• EXERCISE REQUIREMENTS: Word for word, restate all of the records.

#### SUPPLIED DATA

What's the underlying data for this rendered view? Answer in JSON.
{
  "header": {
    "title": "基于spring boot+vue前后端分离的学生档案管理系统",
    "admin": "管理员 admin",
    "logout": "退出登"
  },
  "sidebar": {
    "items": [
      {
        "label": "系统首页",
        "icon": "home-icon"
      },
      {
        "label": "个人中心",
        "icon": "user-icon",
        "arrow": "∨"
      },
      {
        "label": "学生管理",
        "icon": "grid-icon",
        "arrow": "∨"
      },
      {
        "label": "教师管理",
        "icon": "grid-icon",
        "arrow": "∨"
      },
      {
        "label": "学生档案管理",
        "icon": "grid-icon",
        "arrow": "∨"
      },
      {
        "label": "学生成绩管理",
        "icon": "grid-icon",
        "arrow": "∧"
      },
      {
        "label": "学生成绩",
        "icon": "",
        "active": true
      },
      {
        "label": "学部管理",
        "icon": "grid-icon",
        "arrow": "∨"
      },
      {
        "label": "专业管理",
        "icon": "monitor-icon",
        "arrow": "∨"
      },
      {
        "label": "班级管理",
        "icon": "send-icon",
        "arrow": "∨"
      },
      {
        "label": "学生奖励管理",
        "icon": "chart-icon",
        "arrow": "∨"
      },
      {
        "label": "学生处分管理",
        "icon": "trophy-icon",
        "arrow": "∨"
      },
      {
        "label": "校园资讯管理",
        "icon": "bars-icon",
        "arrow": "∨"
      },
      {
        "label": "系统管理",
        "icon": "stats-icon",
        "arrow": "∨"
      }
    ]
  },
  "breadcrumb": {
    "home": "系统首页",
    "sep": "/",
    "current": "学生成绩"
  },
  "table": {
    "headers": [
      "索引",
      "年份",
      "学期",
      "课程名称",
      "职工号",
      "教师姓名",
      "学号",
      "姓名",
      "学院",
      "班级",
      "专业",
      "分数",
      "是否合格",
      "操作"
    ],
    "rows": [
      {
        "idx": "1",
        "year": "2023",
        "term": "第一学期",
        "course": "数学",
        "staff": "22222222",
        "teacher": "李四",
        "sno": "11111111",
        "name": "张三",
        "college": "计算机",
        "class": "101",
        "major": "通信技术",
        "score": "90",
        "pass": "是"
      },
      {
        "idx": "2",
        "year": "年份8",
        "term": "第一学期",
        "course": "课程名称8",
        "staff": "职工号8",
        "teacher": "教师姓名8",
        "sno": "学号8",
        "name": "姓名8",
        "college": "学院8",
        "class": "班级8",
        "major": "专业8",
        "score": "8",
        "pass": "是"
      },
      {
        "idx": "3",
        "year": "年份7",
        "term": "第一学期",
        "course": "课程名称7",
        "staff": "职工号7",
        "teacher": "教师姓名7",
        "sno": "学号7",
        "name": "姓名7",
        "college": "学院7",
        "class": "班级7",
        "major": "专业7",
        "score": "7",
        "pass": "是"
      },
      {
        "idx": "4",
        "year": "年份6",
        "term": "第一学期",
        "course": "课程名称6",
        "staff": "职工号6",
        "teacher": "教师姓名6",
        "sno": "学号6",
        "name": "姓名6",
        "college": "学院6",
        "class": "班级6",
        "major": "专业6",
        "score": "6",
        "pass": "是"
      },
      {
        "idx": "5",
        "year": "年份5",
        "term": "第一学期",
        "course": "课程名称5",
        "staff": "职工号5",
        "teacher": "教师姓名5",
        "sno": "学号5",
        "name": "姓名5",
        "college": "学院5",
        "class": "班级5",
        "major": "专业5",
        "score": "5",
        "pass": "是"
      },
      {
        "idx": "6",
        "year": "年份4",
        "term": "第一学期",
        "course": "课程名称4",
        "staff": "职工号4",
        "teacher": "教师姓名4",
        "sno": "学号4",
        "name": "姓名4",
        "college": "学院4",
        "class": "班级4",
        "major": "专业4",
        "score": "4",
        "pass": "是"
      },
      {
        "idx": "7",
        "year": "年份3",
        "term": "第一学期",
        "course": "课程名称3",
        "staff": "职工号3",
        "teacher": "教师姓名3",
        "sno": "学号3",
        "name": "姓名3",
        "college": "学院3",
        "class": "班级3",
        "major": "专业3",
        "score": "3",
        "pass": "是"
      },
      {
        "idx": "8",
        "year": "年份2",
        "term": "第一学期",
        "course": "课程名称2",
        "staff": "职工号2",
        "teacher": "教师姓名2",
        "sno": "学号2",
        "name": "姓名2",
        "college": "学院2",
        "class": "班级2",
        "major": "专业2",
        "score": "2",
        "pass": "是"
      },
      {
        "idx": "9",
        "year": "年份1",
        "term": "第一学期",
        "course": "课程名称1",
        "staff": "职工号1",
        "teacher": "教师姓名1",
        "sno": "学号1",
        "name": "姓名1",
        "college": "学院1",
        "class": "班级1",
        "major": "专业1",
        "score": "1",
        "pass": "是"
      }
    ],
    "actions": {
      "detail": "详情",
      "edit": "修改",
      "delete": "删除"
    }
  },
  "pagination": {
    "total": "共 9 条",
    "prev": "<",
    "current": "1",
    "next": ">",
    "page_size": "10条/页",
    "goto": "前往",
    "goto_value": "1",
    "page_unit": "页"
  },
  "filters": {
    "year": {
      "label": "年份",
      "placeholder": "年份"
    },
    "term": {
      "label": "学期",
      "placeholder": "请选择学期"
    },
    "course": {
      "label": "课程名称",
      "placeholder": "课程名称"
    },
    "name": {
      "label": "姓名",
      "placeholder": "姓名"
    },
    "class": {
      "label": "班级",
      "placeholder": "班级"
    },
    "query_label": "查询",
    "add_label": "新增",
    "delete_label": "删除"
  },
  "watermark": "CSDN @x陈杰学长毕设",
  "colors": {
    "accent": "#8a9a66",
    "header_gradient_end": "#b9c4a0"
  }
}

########

• TASK OUTPUT:
What's the underlying data for this rendered view? Answer in JSON.
{
  "header": {
    "title": "基于spring boot+vue前后端分离的学生档案管理系统",
    "admin": "管理员 admin",
    "logout": "退出登"
  },
  "sidebar": {
    "items": [
      {
        "label": "系统首页",
        "icon": "home-icon"
      },
      {
        "label": "个人中心",
        "icon": "user-icon",
        "arrow": "∨"
      },
      {
        "label": "学生管理",
        "icon": "grid-icon",
        "arrow": "∨"
      },
      {
        "label": "教师管理",
        "icon": "grid-icon",
        "arrow": "∨"
      },
      {
        "label": "学生档案管理",
        "icon": "grid-icon",
        "arrow": "∨"
      },
      {
        "label": "学生成绩管理",
        "icon": "grid-icon",
        "arrow": "∧"
      },
      {
        "label": "学生成绩",
        "icon": "",
        "active": true
      },
      {
        "label": "学部管理",
        "icon": "grid-icon",
        "arrow": "∨"
      },
      {
        "label": "专业管理",
        "icon": "monitor-icon",
        "arrow": "∨"
      },
      {
        "label": "班级管理",
        "icon": "send-icon",
        "arrow": "∨"
      },
      {
        "label": "学生奖励管理",
        "icon": "chart-icon",
        "arrow": "∨"
      },
      {
        "label": "学生处分管理",
        "icon": "trophy-icon",
        "arrow": "∨"
      },
      {
        "label": "校园资讯管理",
        "icon": "bars-icon",
        "arrow": "∨"
      },
      {
        "label": "系统管理",
        "icon": "stats-icon",
        "arrow": "∨"
      }
    ]
  },
  "breadcrumb": {
    "home": "系统首页",
    "sep": "/",
    "current": "学生成绩"
  },
  "table": {
    "headers": [
      "索引",
      "年份",
      "学期",
      "课程名称",
      "职工号",
      "教师姓名",
      "学号",
      "姓名",
      "学院",
      "班级",
      "专业",
      "分数",
      "是否合格",
      "操作"
    ],
    "rows": [
      {
        "idx": "1",
        "year": "2023",
        "term": "第一学期",
        "course": "数学",
        "staff": "22222222",
        "teacher": "李四",
        "sno": "11111111",
        "name": "张三",
        "college": "计算机",
        "class": "101",
        "major": "通信技术",
        "score": "90",
        "pass": "是"
      },
      {
        "idx": "2",
        "year": "年份8",
        "term": "第一学期",
        "course": "课程名称8",
        "staff": "职工号8",
        "teacher": "教师姓名8",
        "sno": "学号8",
        "name": "姓名8",
        "college": "学院8",
        "class": "班级8",
        "major": "专业8",
        "score": "8",
        "pass": "是"
      },
      {
        "idx": "3",
        "year": "年份7",
        "term": "第一学期",
        "course": "课程名称7",
        "staff": "职工号7",
        "teacher": "教师姓名7",
        "sno": "学号7",
        "name": "姓名7",
        "college": "学院7",
        "class": "班级7",
        "major": "专业7",
        "score": "7",
        "pass": "是"
      },
      {
        "idx": "4",
        "year": "年份6",
        "term": "第一学期",
        "course": "课程名称6",
        "staff": "职工号6",
        "teacher": "教师姓名6",
        "sno": "学号6",
        "name": "姓名6",
        "college": "学院6",
        "class": "班级6",
        "major": "专业6",
        "score": "6",
        "pass": "是"
      },
      {
        "idx": "5",
        "year": "年份5",
        "term": "第一学期",
        "course": "课程名称5",
        "staff": "职工号5",
        "teacher": "教师姓名5",
        "sno": "学号5",
        "name": "姓名5",
        "college": "学院5",
        "class": "班级5",
        "major": "专业5",
        "score": "5",
        "pass": "是"
      },
      {
        "idx": "6",
        "year": "年份4",
        "term": "第一学期",
        "course": "课程名称4",
        "staff": "职工号4",
        "teacher": "教师姓名4",
        "sno": "学号4",
        "name": "姓名4",
        "college": "学院4",
        "class": "班级4",
        "major": "专业4",
        "score": "4",
        "pass": "是"
      },
      {
        "idx": "7",
        "year": "年份3",
        "term": "第一学期",
        "course": "课程名称3",
        "staff": "职工号3",
        "teacher": "教师姓名3",
        "sno": "学号3",
        "name": "姓名3",
        "college": "学院3",
        "class": "班级3",
        "major": "专业3",
        "score": "3",
        "pass": "是"
      },
      {
        "idx": "8",
        "year": "年份2",
        "term": "第一学期",
        "course": "课程名称2",
        "staff": "职工号2",
        "teacher": "教师姓名2",
        "sno": "学号2",
        "name": "姓名2",
        "college": "学院2",
        "class": "班级2",
        "major": "专业2",
        "score": "2",
        "pass": "是"
      },
      {
        "idx": "9",
        "year": "年份1",
        "term": "第一学期",
        "course": "课程名称1",
        "staff": "职工号1",
        "teacher": "教师姓名1",
        "sno": "学号1",
        "name": "姓名1",
        "college": "学院1",
        "class": "班级1",
        "major": "专业1",
        "score": "1",
        "pass": "是"
      }
    ],
    "actions": {
      "detail": "详情",
      "edit": "修改",
      "delete": "删除"
    }
  },
  "pagination": {
    "total": "共 9 条",
    "prev": "<",
    "current": "1",
    "next": ">",
    "page_size": "10条/页",
    "goto": "前往",
    "goto_value": "1",
    "page_unit": "页"
  },
  "filters": {
    "year": {
      "label": "年份",
      "placeholder": "年份"
    },
    "term": {
      "label": "学期",
      "placeholder": "请选择学期"
    },
    "course": {
      "label": "课程名称",
      "placeholder": "课程名称"
    },
    "name": {
      "label": "姓名",
      "placeholder": "姓名"
    },
    "class": {
      "label": "班级",
      "placeholder": "班级"
    },
    "query_label": "查询",
    "add_label": "新增",
    "delete_label": "删除"
  },
  "watermark": "CSDN @x陈杰学长毕设",
  "colors": {
    "accent": "#8a9a66",
    "header_gradient_end": "#b9c4a0"
  }
}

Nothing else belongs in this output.